*** DATASET ENTRIES Section Begins ***

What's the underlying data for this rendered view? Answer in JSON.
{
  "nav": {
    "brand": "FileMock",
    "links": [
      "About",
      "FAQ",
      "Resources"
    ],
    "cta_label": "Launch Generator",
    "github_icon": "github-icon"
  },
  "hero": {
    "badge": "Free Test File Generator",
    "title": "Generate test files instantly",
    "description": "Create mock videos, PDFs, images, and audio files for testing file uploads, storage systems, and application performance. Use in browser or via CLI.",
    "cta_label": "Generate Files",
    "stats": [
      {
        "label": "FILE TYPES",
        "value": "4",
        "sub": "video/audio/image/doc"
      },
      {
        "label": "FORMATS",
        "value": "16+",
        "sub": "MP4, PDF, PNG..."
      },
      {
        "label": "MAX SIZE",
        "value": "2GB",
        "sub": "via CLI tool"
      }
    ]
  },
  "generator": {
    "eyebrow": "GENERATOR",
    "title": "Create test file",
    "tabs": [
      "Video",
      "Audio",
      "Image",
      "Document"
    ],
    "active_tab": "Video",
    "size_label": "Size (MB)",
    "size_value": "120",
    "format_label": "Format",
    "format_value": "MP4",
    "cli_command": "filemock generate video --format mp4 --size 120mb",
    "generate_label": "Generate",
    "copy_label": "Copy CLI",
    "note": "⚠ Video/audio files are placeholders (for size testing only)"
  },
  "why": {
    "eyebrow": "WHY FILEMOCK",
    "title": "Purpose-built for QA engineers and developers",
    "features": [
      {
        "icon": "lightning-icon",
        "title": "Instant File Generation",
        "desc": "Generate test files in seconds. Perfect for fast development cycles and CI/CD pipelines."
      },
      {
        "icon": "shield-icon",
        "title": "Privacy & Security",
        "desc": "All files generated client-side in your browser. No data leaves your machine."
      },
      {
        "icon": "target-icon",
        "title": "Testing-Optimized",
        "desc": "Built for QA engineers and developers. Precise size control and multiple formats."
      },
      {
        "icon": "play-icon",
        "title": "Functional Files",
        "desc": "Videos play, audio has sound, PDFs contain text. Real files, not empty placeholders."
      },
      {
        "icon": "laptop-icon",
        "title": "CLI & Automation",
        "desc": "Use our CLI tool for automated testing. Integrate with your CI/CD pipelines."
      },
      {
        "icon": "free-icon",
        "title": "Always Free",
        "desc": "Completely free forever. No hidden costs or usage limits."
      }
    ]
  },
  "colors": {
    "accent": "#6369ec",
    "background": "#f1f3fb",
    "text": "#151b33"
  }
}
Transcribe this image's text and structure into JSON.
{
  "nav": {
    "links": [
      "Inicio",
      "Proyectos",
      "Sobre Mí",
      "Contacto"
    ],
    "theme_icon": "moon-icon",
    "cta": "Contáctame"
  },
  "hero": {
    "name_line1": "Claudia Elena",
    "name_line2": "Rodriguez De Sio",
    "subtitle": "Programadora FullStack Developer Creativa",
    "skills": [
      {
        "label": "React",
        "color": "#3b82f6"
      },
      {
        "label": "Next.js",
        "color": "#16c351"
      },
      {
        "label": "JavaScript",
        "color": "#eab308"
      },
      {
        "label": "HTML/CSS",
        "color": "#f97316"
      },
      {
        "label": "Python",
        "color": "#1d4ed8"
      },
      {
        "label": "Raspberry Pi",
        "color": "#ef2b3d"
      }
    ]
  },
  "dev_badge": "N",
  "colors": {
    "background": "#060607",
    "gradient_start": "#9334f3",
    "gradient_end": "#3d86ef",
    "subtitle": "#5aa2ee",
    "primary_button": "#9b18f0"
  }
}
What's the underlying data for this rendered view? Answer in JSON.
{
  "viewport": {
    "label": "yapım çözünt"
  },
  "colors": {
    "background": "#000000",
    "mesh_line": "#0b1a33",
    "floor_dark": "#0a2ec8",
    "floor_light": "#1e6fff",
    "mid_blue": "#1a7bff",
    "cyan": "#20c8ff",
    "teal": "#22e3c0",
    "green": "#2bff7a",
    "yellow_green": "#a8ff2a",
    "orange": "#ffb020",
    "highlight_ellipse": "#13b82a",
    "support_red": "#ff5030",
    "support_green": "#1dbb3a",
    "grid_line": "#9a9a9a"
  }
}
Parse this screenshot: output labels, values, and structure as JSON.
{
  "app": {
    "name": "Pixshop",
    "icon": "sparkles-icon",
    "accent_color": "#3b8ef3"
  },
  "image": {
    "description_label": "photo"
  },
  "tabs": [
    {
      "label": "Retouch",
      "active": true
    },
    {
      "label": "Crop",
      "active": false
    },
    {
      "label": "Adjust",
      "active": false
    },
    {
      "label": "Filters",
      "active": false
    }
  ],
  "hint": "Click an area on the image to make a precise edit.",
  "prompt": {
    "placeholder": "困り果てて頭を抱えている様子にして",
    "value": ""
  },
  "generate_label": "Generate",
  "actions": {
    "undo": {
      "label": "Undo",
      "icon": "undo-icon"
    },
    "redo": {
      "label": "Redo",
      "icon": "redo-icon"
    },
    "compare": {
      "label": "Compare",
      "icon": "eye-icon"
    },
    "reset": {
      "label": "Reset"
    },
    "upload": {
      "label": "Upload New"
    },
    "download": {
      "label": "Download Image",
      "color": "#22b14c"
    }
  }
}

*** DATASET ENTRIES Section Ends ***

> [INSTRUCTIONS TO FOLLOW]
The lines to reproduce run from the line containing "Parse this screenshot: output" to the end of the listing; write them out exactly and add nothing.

> [RESPONSE BELOW]
Parse this screenshot: output labels, values, and structure as JSON.
{
  "app": {
    "name": "Pixshop",
    "icon": "sparkles-icon",
    "accent_color": "#3b8ef3"
  },
  "image": {
    "description_label": "photo"
  },
  "tabs": [
    {
      "label": "Retouch",
      "active": true
    },
    {
      "label": "Crop",
      "active": false
    },
    {
      "label": "Adjust",
      "active": false
    },
    {
      "label": "Filters",
      "active": false
    }
  ],
  "hint": "Click an area on the image to make a precise edit.",
  "prompt": {
    "placeholder": "困り果てて頭を抱えている様子にして",
    "value": ""
  },
  "generate_label": "Generate",
  "actions": {
    "undo": {
      "label": "Undo",
      "icon": "undo-icon"
    },
    "redo": {
      "label": "Redo",
      "icon": "redo-icon"
    },
    "compare": {
      "label": "Compare",
      "icon": "eye-icon"
    },
    "reset": {
      "label": "Reset"
    },
    "upload": {
      "label": "Upload New"
    },
    "download": {
      "label": "Download Image",
      "color": "#22b14c"
    }
  }
}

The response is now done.